Why you should get Social Security survivors insurance
Losing a wage earner in the family can be emotionally and financially detrimental to those involved. Social Security will provide income to help relieve the financial burden of missing the disease members income. 98% of children could get money from Social Security when a parent dies.
What you need to know about survivor benefits if you are working
Social Security “Life Insurance”
Contrary to popular belief, Social Security is not only a retirement program. Part of the taxes that you pay go to providing survivor benefits to those who lose family wage earners. The value of your Social Security life insurance is usually greater than that of your personal life insurance. Widow, widowers, children, and dependent parents are all eligible for survivors benefits when a death occurs.
How to earn survivors insurance
As you work and pay Social Security taxes, you earn
credits toward your Social Security benefits. The number
of years you need to work for your family to be eligible
for Social Security survivors benefits depends on your age
when you die. The younger you are, the fewer years you
need to work. But no one needs more than 10 years of work
to be eligible for any Social Security benefit.
Under a special rule, if you have worked for only one
and one-half years in the three years just before your death,
benefits can be paid to your children and your spouse who
is caring for the children.
Who is eligible for survivors benefits based on your work?
- Widow or widower may receive full benefits based on your work if they are of full retirement age. The full retirement age for survivors is 66. For more information on widow/ widower survivors, click here. If there is a child, under 16, receiving benefits the widow or widower is eligible for benefits at any age.
- Your unmarried children, under the age of 18. If your child is disabled they are able to receive benefits till the age of 22. In some circumstances, benefits could be available to stepchildren, grandchildren, stepgrandchildren, or adopted children.
- Your dependent parents could be eligible for benefits if they are 62 or older.
Benefits for surviving divorced spouses
If you have been divorced, your former wife or husband who is age 60 or older can get benefits if you marriage lasted at least 10 years.
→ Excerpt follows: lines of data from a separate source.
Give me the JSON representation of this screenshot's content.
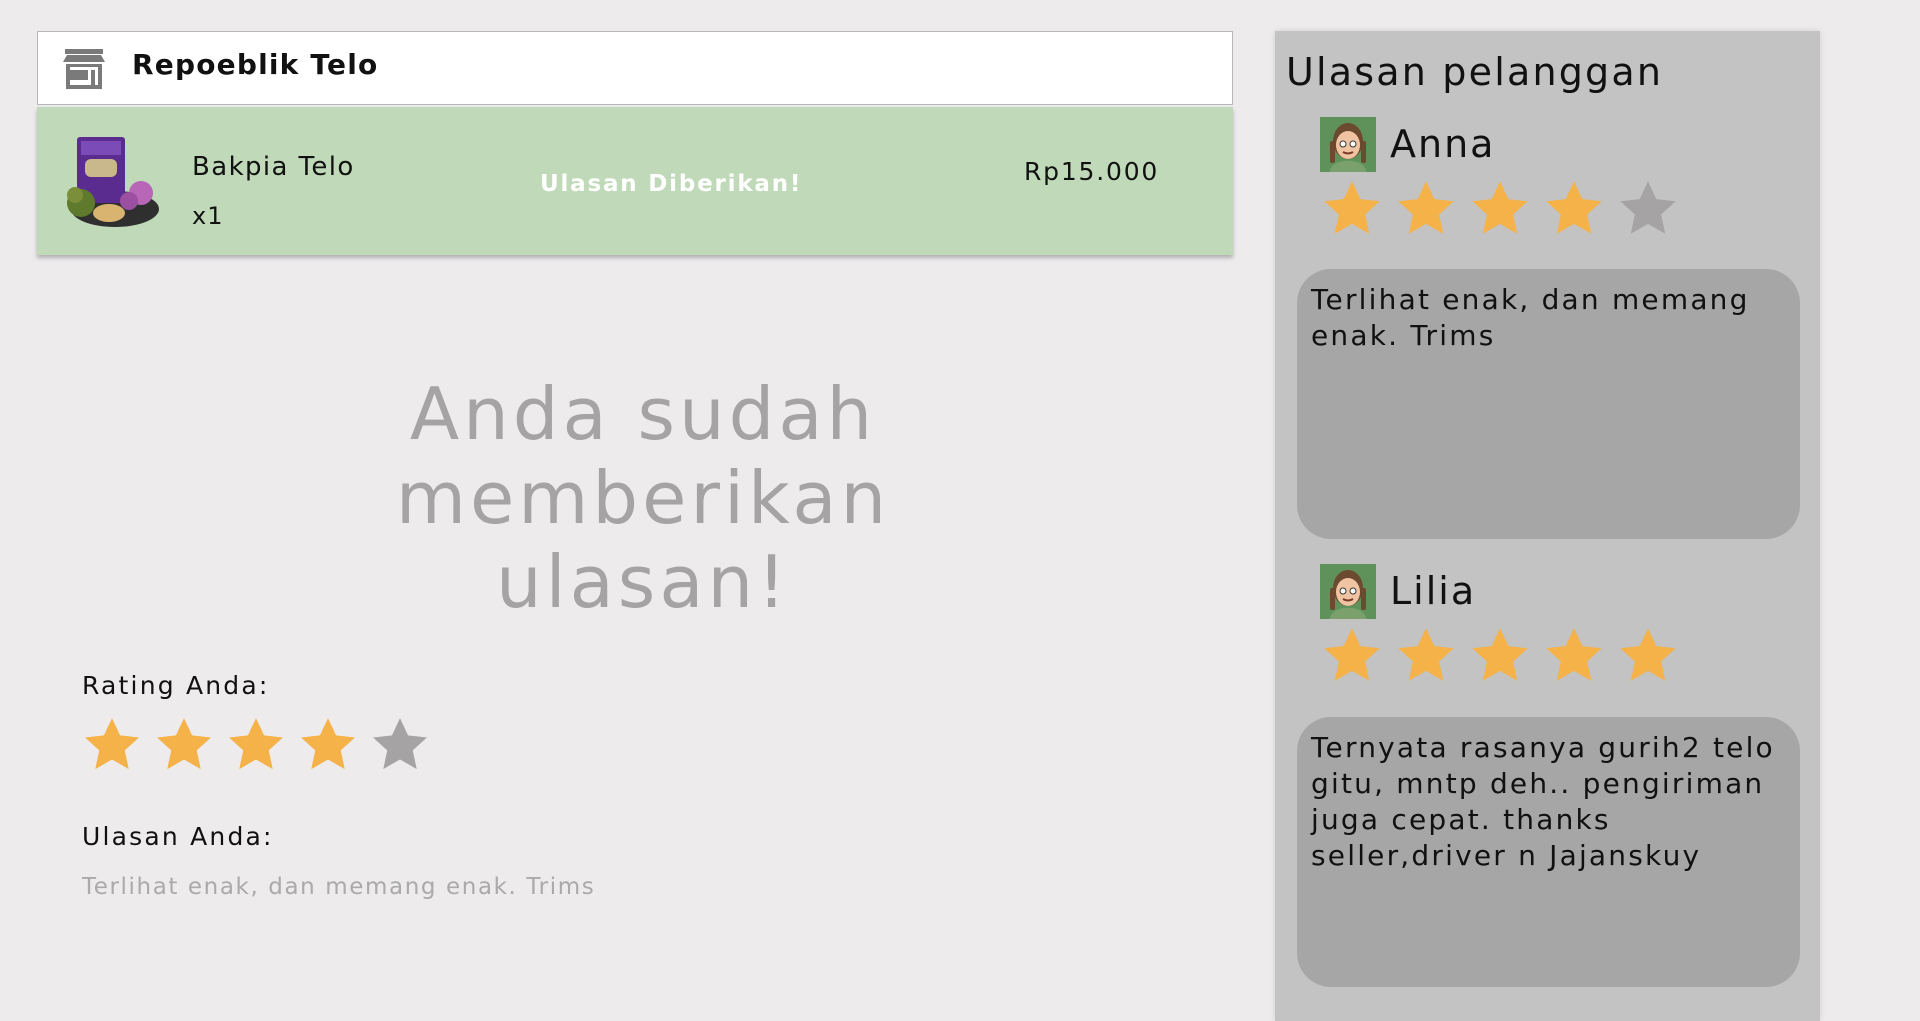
{
  "store": {
    "name": "Repoeblik Telo",
    "icon": "store-icon"
  },
  "order": {
    "product_name": "Bakpia Telo",
    "quantity": "x1",
    "status": "Ulasan Diberikan!",
    "price": "Rp15.000"
  },
  "my_review": {
    "message": "Anda sudah memberikan ulasan!",
    "rating_label": "Rating Anda:",
    "rating": 4,
    "rating_max": 5,
    "review_label": "Ulasan Anda:",
    "review_text": "Terlihat enak, dan memang enak. Trims"
  },
  "customer_reviews": {
    "title": "Ulasan pelanggan",
    "items": [
      {
        "name": "Anna",
        "rating": 4,
        "rating_max": 5,
        "text": "Terlihat enak, dan memang enak. Trims"
      },
      {
        "name": "Lilia",
        "rating": 5,
        "rating_max": 5,
        "text": "Ternyata rasanya gurih2 telo gitu, mntp deh.. pengiriman juga cepat. thanks seller,driver n Jajanskuy"
      }
    ]
  },
  "colors": {
    "star_filled": "#f4b248",
    "star_empty": "#a6a3a4",
    "order_row_bg": "#c0d9b8",
    "panel_bg": "#c3c3c3",
    "bubble_bg": "#a6a6a6"
  }
}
Benefits paid to you as a divorced spouse, however, does not have to meet the age or length of marriage rule if he or she is caring for his/her child who is younger than age 16 or who is disabled and also entitled based on your work. The child must be your former spouse’s
natural or legally adopted child. Benefits paid to you as a surviving divorced spouse who meets the age or disability requirement as a widow or widower won’t affect the benefit rates for other survivors
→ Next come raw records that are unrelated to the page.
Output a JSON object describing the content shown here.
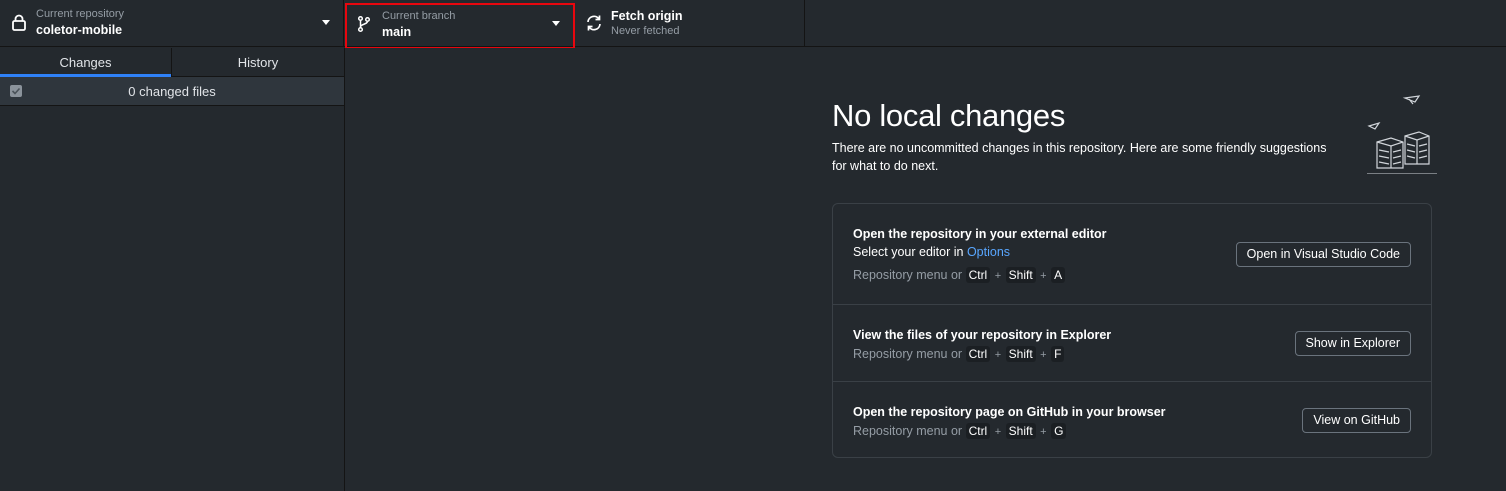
{
  "toolbar": {
    "repository": {
      "label": "Current repository",
      "value": "coletor-mobile"
    },
    "branch": {
      "label": "Current branch",
      "value": "main"
    },
    "fetch": {
      "label": "Fetch origin",
      "status": "Never fetched"
    }
  },
  "sidebar": {
    "tabs": [
      {
        "label": "Changes",
        "selected": true
      },
      {
        "label": "History",
        "selected": false
      }
    ],
    "files_summary": "0 changed files"
  },
  "main": {
    "title": "No local changes",
    "description": "There are no uncommitted changes in this repository. Here are some friendly suggestions for what to do next.",
    "actions": [
      {
        "title": "Open the repository in your external editor",
        "subtitle_prefix": "Select your editor in ",
        "subtitle_link": "Options",
        "hint_prefix": "Repository menu or ",
        "keys": [
          "Ctrl",
          "Shift",
          "A"
        ],
        "button": "Open in Visual Studio Code"
      },
      {
        "title": "View the files of your repository in Explorer",
        "hint_prefix": "Repository menu or ",
        "keys": [
          "Ctrl",
          "Shift",
          "F"
        ],
        "button": "Show in Explorer"
      },
      {
        "title": "Open the repository page on GitHub in your browser",
        "hint_prefix": "Repository menu or ",
        "keys": [
          "Ctrl",
          "Shift",
          "G"
        ],
        "button": "View on GitHub"
      }
    ],
    "key_separator": "+"
  },
  "icons": {
    "repository": "lock-icon",
    "branch": "git-branch-icon",
    "fetch": "sync-icon",
    "dropdown": "triangle-down-icon",
    "checkbox": "checkbox-checked-icon",
    "illustration": "empty-state-illustration"
  },
  "colors": {
    "background": "#24292e",
    "highlight_border": "#e8060e",
    "tab_selected": "#2f81f7",
    "link": "#58a6ff"
  }
}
getting benefits on the worker’s record. However, if you are the surviving divorced mother or father who has the worker’s child under age 16 or disabled in your care, your benefit will affect the amount of the benefits of others on the worker’s record.
How you sign up for survivors benefits depends on whether or not you are getting other Social Security benefits at the time you apply.
If you are getting benefits on your spouse’s or parent’s record when he or she dies, you should report the death to us. Call our toll-free number, 1-800-772-1213 (TTY 1-800-325-0778). You can also call or visit your local Social Security office.
- We’ll automatically change any monthly benefits to survivor benefits after the death is reported to us.
- We may be able to pay the Special Lump Sum Death Benefit automatically.
If you are getting retirement or disability benefits on your own record, you will need to apply for the survivor benefits. Call our toll-free number, 1-800-772-1213 (TTY 1-800-325-0778). You can also call or visit your local Social Security office. We will check to see whether you can get a higher benefit as a widow or widower.
Important: If you want to apply in person, please call and make an appointment before
If you are not getting benefits
If you are not getting benefits, you should apply for survivor benefits promptly because, in some cases, benefits may not be retroactive. You can:
- Call our toll-free telephone number 1-800-772-1213. If you are deaf or hard of hearing, you can call us at TTY 1-800-325-0778.
- Call or visit your local Social Security office.
Important: If you want to apply in person, please call and make an appointment before you visit your local office.
When you apply, please be ready to supply the information we need to approve your application for:
- The Lump-Sum Death Benefit,
- Widows, Widowers, Or Surviving Divorced Spouse Benefits,
- Mother’s Or Father’s Benefits, (You must be caring for a dependent child of the deceased,)
- Dependent Child,
- Parent’s Benefits (You must have been dependent on the worker for 1/2 of your support at the time of his or her death.)
You may need to present the following documents:
- Proof of death (either from funeral home or death certificate);
- Your Social Security number, and the deceased family member’s number;
- Your birth certificate;
- Your marriage certificate if you are the widow or widower;
- Proof of U.S. citizenship or lawful alien status if you were born outside the United States;
- Your divorce papers if you are applying as a surviving divorced spouse;
- Dependent children’s Social Security numbers and birth certificates, if available;
- Deceased worker’s most recent W-2 forms or federal self-employment tax return;
- The name of your bank and your account number so your benefits can be directly deposited into your account.
Note: If you do not have a bank account, you can sign up for the Direct Express® card program. With the Direct Express® program, your federal benefit payment will be directly deposited into your card account.